Write out the entries below once more, exactly, with the pictures left out.

[Data for processing — start]

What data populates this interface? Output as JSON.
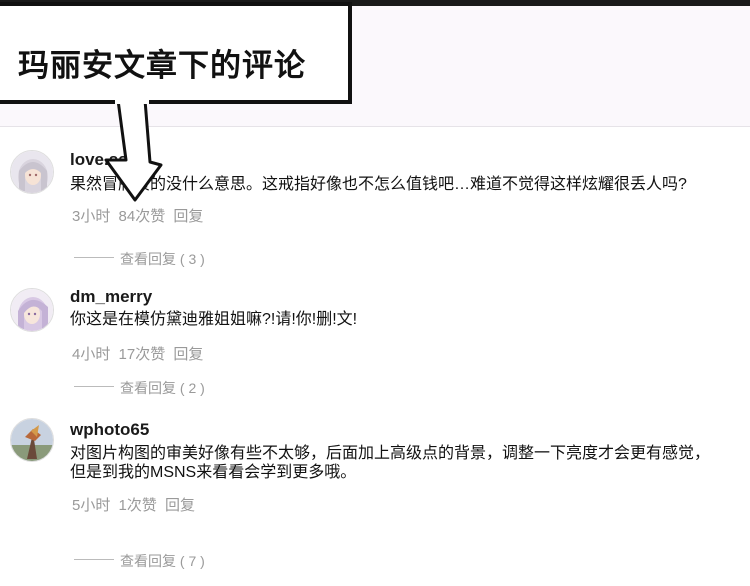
{
  "caption": "玛丽安文章下的评论",
  "comments": [
    {
      "username": "love.ssi",
      "text": "果然冒牌货的没什么意思。这戒指好像也不怎么值钱吧…难道不觉得这样炫耀很丢人吗?",
      "time": "3小时",
      "likes": "84次赞",
      "reply_label": "回复",
      "view_replies": "查看回复 ( 3 )",
      "avatar_icon": "girl-silver-hair-avatar"
    },
    {
      "username": "dm_merry",
      "text": "你这是在模仿黛迪雅姐姐嘛?!请!你!删!文!",
      "time": "4小时",
      "likes": "17次赞",
      "reply_label": "回复",
      "view_replies": "查看回复 ( 2 )",
      "avatar_icon": "girl-lavender-hair-avatar"
    },
    {
      "username": "wphoto65",
      "text_lines": [
        "对图片构图的审美好像有些不太够，后面加上高级点的背景，调整一下亮度才会更有感觉，",
        "但是到我的MSNS来看看会学到更多哦。"
      ],
      "time": "5小时",
      "likes": "1次赞",
      "reply_label": "回复",
      "view_replies": "查看回复 ( 7 )",
      "avatar_icon": "landscape-photo-avatar"
    }
  ]
}
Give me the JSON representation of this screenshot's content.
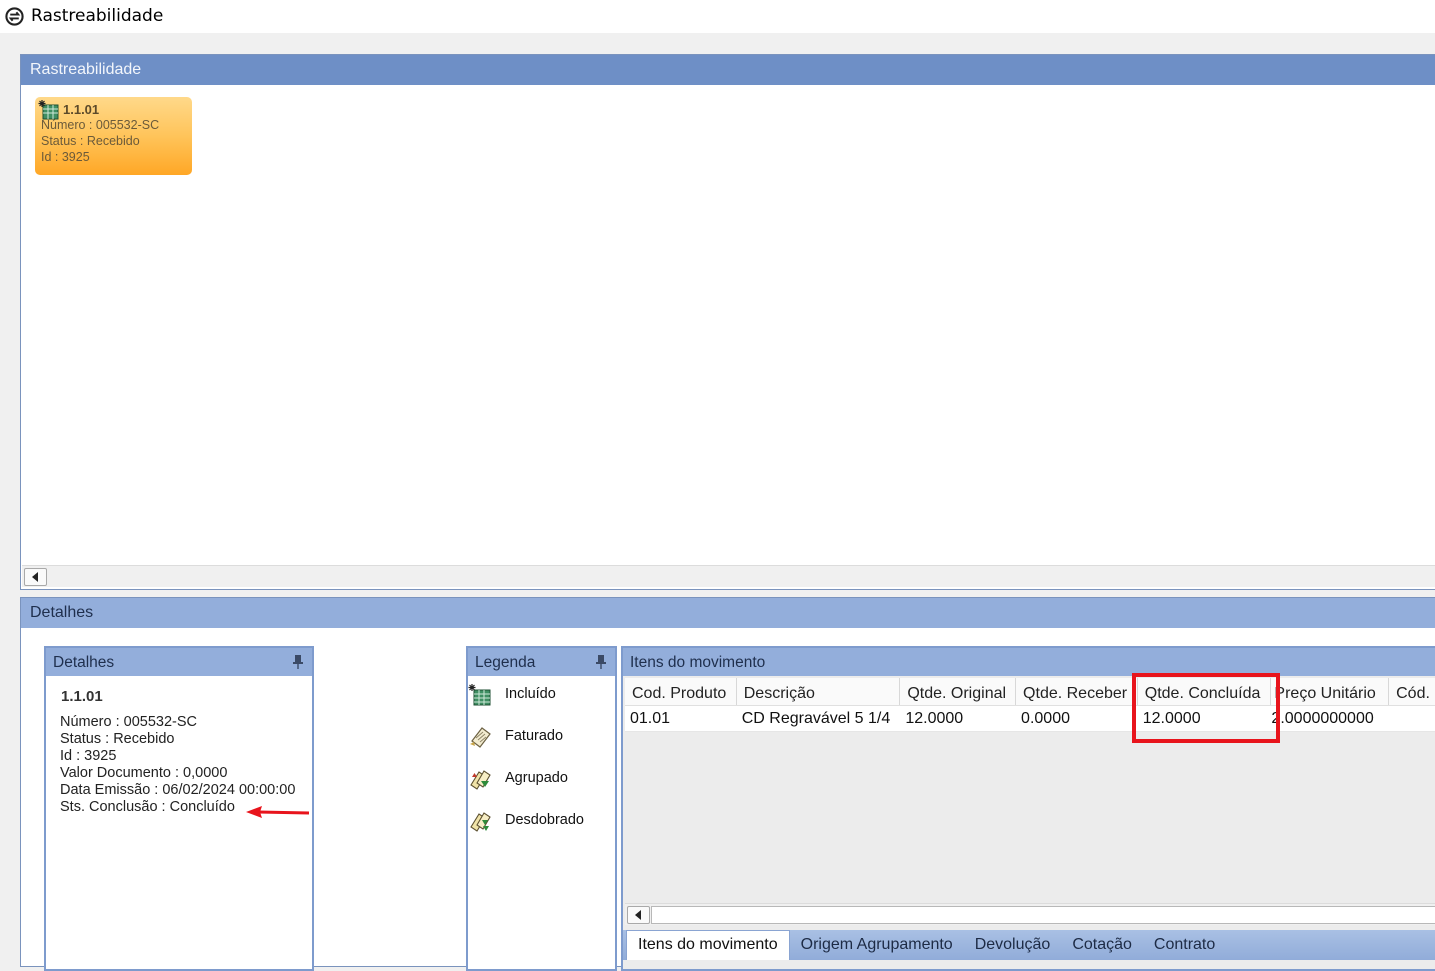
{
  "window": {
    "title": "Rastreabilidade"
  },
  "top_panel": {
    "header": "Rastreabilidade",
    "node": {
      "title": "1.1.01",
      "numero": "Número : 005532-SC",
      "status": "Status : Recebido",
      "id": "Id : 3925"
    }
  },
  "details_section": {
    "header": "Detalhes",
    "details_panel": {
      "header": "Detalhes",
      "title": "1.1.01",
      "lines": [
        "Número : 005532-SC",
        "Status : Recebido",
        "Id : 3925",
        "Valor Documento : 0,0000",
        "Data Emissão : 06/02/2024 00:00:00",
        "Sts. Conclusão : Concluído"
      ]
    },
    "legend_panel": {
      "header": "Legenda",
      "items": [
        {
          "label": "Incluído",
          "icon": "included-icon"
        },
        {
          "label": "Faturado",
          "icon": "invoiced-icon"
        },
        {
          "label": "Agrupado",
          "icon": "grouped-icon"
        },
        {
          "label": "Desdobrado",
          "icon": "split-icon"
        }
      ]
    },
    "items_panel": {
      "header": "Itens do movimento",
      "columns": [
        "Cod. Produto",
        "Descrição",
        "Qtde. Original",
        "Qtde. Receber",
        "Qtde. Concluída",
        "Preço Unitário",
        "Cód."
      ],
      "rows": [
        [
          "01.01",
          "CD Regravável 5 1/4",
          "12.0000",
          "0.0000",
          "12.0000",
          "2.0000000000",
          ""
        ]
      ]
    },
    "tabs": [
      "Itens do movimento",
      "Origem Agrupamento",
      "Devolução",
      "Cotação",
      "Contrato"
    ]
  },
  "colors": {
    "highlight": "#e8141c",
    "annotation_arrow": "#e8141c",
    "node_fill": "#ffc45a"
  }
}
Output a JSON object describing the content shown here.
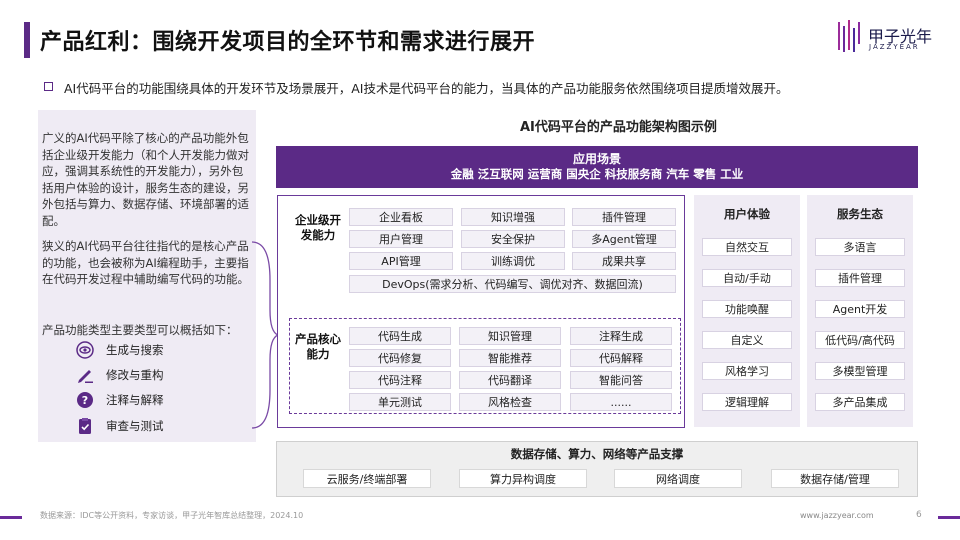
{
  "title": "产品红利：围绕开发项目的全环节和需求进行展开",
  "logo": {
    "name": "甲子光年",
    "sub": "JAZZYEAR"
  },
  "intro": "AI代码平台的功能围绕具体的开发环节及场景展开，AI技术是代码平台的能力，当具体的产品功能服务依然围绕项目提质增效展开。",
  "left_panel": {
    "p1": "广义的AI代码平除了核心的产品功能外包括企业级开发能力（和个人开发能力做对应，强调其系统性的开发能力），另外包括用户体验的设计，服务生态的建设，另外包括与算力、数据存储、环境部署的适配。",
    "p2": "狭义的AI代码平台往往指代的是核心产品的功能，也会被称为AI编程助手，主要指在代码开发过程中辅助编写代码的功能。",
    "p3": "产品功能类型主要类型可以概括如下：",
    "types": [
      {
        "icon": "eye-icon",
        "label": "生成与搜索"
      },
      {
        "icon": "pencil-icon",
        "label": "修改与重构"
      },
      {
        "icon": "question-icon",
        "label": "注释与解释"
      },
      {
        "icon": "checklist-icon",
        "label": "审查与测试"
      }
    ]
  },
  "diagram": {
    "title": "AI代码平台的产品功能架构图示例",
    "app": {
      "title": "应用场景",
      "list": "金融 泛互联网 运营商 国央企 科技服务商 汽车 零售 工业"
    },
    "enterprise": {
      "label": "企业级开发能力",
      "cells": [
        "企业看板",
        "知识增强",
        "插件管理",
        "用户管理",
        "安全保护",
        "多Agent管理",
        "API管理",
        "训练调优",
        "成果共享"
      ],
      "devops": "DevOps(需求分析、代码编写、调优对齐、数据回流)"
    },
    "core": {
      "label": "产品核心能力",
      "cells": [
        "代码生成",
        "知识管理",
        "注释生成",
        "代码修复",
        "智能推荐",
        "代码解释",
        "代码注释",
        "代码翻译",
        "智能问答",
        "单元测试",
        "风格检查",
        "......"
      ]
    },
    "ux": {
      "title": "用户体验",
      "items": [
        "自然交互",
        "自动/手动",
        "功能唤醒",
        "自定义",
        "风格学习",
        "逻辑理解"
      ]
    },
    "eco": {
      "title": "服务生态",
      "items": [
        "多语言",
        "插件管理",
        "Agent开发",
        "低代码/高代码",
        "多模型管理",
        "多产品集成"
      ]
    },
    "support": {
      "title": "数据存储、算力、网络等产品支撑",
      "items": [
        "云服务/终端部署",
        "算力异构调度",
        "网络调度",
        "数据存储/管理"
      ]
    }
  },
  "footer": {
    "source": "数据来源：IDC等公开资料，专家访谈，甲子光年智库总结整理，2024.10",
    "url": "www.jazzyear.com",
    "page": "6"
  },
  "colors": {
    "accent": "#5b2a86",
    "panel": "#efebf4"
  }
}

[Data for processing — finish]

*Written reply*.
What data populates this interface? Output as JSON.
{
  "caption": "玛丽安文章下的评论",
  "comments": [
    {
      "username": "love.ssi",
      "text": "果然冒牌货的没什么意思。这戒指好像也不怎么值钱吧…难道不觉得这样炫耀很丢人吗?",
      "time": "3小时",
      "likes": "84次赞",
      "reply_label": "回复",
      "view_replies": "查看回复 ( 3 )",
      "avatar_icon": "girl-silver-hair-avatar"
    },
    {
      "username": "dm_merry",
      "text": "你这是在模仿黛迪雅姐姐嘛?!请!你!删!文!",
      "time": "4小时",
      "likes": "17次赞",
      "reply_label": "回复",
      "view_replies": "查看回复 ( 2 )",
      "avatar_icon": "girl-lavender-hair-avatar"
    },
    {
      "username": "wphoto65",
      "text_lines": [
        "对图片构图的审美好像有些不太够，后面加上高级点的背景，调整一下亮度才会更有感觉，",
        "但是到我的MSNS来看看会学到更多哦。"
      ],
      "time": "5小时",
      "likes": "1次赞",
      "reply_label": "回复",
      "view_replies": "查看回复 ( 7 )",
      "avatar_icon": "landscape-photo-avatar"
    }
  ]
}
Give me the JSON representation of this screenshot's content.
{
  "window": {
    "title": "Rastreabilidade"
  },
  "top_panel": {
    "header": "Rastreabilidade",
    "node": {
      "title": "1.1.01",
      "numero": "Número : 005532-SC",
      "status": "Status : Recebido",
      "id": "Id : 3925"
    }
  },
  "details_section": {
    "header": "Detalhes",
    "details_panel": {
      "header": "Detalhes",
      "title": "1.1.01",
      "lines": [
        "Número : 005532-SC",
        "Status : Recebido",
        "Id : 3925",
        "Valor Documento : 0,0000",
        "Data Emissão : 06/02/2024 00:00:00",
        "Sts. Conclusão : Concluído"
      ]
    },
    "legend_panel": {
      "header": "Legenda",
      "items": [
        {
          "label": "Incluído",
          "icon": "included-icon"
        },
        {
          "label": "Faturado",
          "icon": "invoiced-icon"
        },
        {
          "label": "Agrupado",
          "icon": "grouped-icon"
        },
        {
          "label": "Desdobrado",
          "icon": "split-icon"
        }
      ]
    },
    "items_panel": {
      "header": "Itens do movimento",
      "columns": [
        "Cod. Produto",
        "Descrição",
        "Qtde. Original",
        "Qtde. Receber",
        "Qtde. Concluída",
        "Preço Unitário",
        "Cód."
      ],
      "rows": [
        [
          "01.01",
          "CD Regravável 5 1/4",
          "12.0000",
          "0.0000",
          "12.0000",
          "2.0000000000",
          ""
        ]
      ]
    },
    "tabs": [
      "Itens do movimento",
      "Origem Agrupamento",
      "Devolução",
      "Cotação",
      "Contrato"
    ]
  },
  "colors": {
    "highlight": "#e8141c",
    "annotation_arrow": "#e8141c",
    "node_fill": "#ffc45a"
  }
}
Output a JSON object describing the content shown here.
{
  "title": "产品红利：围绕开发项目的全环节和需求进行展开",
  "logo": {
    "name": "甲子光年",
    "sub": "JAZZYEAR"
  },
  "intro": "AI代码平台的功能围绕具体的开发环节及场景展开，AI技术是代码平台的能力，当具体的产品功能服务依然围绕项目提质增效展开。",
  "left_panel": {
    "p1": "广义的AI代码平除了核心的产品功能外包括企业级开发能力（和个人开发能力做对应，强调其系统性的开发能力），另外包括用户体验的设计，服务生态的建设，另外包括与算力、数据存储、环境部署的适配。",
    "p2": "狭义的AI代码平台往往指代的是核心产品的功能，也会被称为AI编程助手，主要指在代码开发过程中辅助编写代码的功能。",
    "p3": "产品功能类型主要类型可以概括如下：",
    "types": [
      {
        "icon": "eye-icon",
        "label": "生成与搜索"
      },
      {
        "icon": "pencil-icon",
        "label": "修改与重构"
      },
      {
        "icon": "question-icon",
        "label": "注释与解释"
      },
      {
        "icon": "checklist-icon",
        "label": "审查与测试"
      }
    ]
  },
  "diagram": {
    "title": "AI代码平台的产品功能架构图示例",
    "app": {
      "title": "应用场景",
      "list": "金融 泛互联网 运营商 国央企 科技服务商 汽车 零售 工业"
    },
    "enterprise": {
      "label": "企业级开发能力",
      "cells": [
        "企业看板",
        "知识增强",
        "插件管理",
        "用户管理",
        "安全保护",
        "多Agent管理",
        "API管理",
        "训练调优",
        "成果共享"
      ],
      "devops": "DevOps(需求分析、代码编写、调优对齐、数据回流)"
    },
    "core": {
      "label": "产品核心能力",
      "cells": [
        "代码生成",
        "知识管理",
        "注释生成",
        "代码修复",
        "智能推荐",
        "代码解释",
        "代码注释",
        "代码翻译",
        "智能问答",
        "单元测试",
        "风格检查",
        "......"
      ]
    },
    "ux": {
      "title": "用户体验",
      "items": [
        "自然交互",
        "自动/手动",
        "功能唤醒",
        "自定义",
        "风格学习",
        "逻辑理解"
      ]
    },
    "eco": {
      "title": "服务生态",
      "items": [
        "多语言",
        "插件管理",
        "Agent开发",
        "低代码/高代码",
        "多模型管理",
        "多产品集成"
      ]
    },
    "support": {
      "title": "数据存储、算力、网络等产品支撑",
      "items": [
        "云服务/终端部署",
        "算力异构调度",
        "网络调度",
        "数据存储/管理"
      ]
    }
  },
  "footer": {
    "source": "数据来源：IDC等公开资料，专家访谈，甲子光年智库总结整理，2024.10",
    "url": "www.jazzyear.com",
    "page": "6"
  },
  "colors": {
    "accent": "#5b2a86",
    "panel": "#efebf4"
  }
}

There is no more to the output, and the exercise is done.